As a long time fan of Soulwax, I can certainly tease out the better points of their latest release. Between the Kraftwerkian style of a majority of this album, the fact the entire album was recorded in a single take, or the plethora of synth patches and contortions that make for some of the finer moments on the album, there’s no doubt that a lot of thought and expertise has gone into the recording.
However, what seems to be missing, or may have been lost, is the energy and development that makes any synthpop album an exciting and enjoyable listen. Whether it was the rigorous planning required to achieve the spotless single take, or the focus and dedication given to the separate synth lines rather than the overall tracks, something has drained the album of its energy. As a listener, this means that focussing on the album is somewhat exhausting, as passages are left to hang, undeveloped, for too long.

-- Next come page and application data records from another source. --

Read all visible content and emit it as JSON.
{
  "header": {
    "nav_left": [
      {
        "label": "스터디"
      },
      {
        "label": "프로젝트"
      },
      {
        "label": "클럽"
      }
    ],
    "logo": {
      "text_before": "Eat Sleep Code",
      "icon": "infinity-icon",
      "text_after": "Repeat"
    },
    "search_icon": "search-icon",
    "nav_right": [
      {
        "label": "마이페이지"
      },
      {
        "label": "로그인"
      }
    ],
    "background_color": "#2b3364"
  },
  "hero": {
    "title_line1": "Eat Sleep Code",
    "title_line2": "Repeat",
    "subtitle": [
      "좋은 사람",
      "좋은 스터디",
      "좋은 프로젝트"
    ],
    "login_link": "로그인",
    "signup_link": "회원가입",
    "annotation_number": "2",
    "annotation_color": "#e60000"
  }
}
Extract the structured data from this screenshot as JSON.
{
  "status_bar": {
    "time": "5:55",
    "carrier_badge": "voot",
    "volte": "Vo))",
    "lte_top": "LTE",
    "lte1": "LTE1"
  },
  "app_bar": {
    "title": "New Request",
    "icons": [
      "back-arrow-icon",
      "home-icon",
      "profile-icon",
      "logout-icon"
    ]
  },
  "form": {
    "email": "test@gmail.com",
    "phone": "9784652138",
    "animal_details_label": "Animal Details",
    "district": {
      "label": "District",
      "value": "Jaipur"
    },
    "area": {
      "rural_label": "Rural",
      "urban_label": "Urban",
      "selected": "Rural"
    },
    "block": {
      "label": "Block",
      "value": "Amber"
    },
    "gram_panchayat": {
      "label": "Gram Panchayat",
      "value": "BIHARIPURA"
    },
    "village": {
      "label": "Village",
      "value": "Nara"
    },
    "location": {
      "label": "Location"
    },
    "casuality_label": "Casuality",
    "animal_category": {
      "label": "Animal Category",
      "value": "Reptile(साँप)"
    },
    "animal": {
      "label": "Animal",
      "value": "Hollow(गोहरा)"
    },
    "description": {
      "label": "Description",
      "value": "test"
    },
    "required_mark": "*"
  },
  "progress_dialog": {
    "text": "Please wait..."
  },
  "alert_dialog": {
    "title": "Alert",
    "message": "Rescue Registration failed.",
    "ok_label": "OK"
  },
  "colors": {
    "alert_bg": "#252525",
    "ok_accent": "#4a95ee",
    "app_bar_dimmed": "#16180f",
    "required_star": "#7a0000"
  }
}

The net result is an album that almost invites the listener to put the album to the back of their heads, and that’s a shame given there are some mentionable moments to be found across the album’s 50-minute play time. “Is It Always Binary” has some quirky vocal samples that accent proceedings; “Do You Want to Get into Trouble?” has a muted synth in its bridge which I can’t help but love; “Here Come the Men in Suits” introduces itself with a raw, grizzled growl and an edge to its atmosphere. But none of this stays around long enough to impact the overall album. It’s with great regret that I cannot submerge this album in praise, but I don’t see myself returning to it at all. I think I’ll go back to Nite Versions.
5 out of 10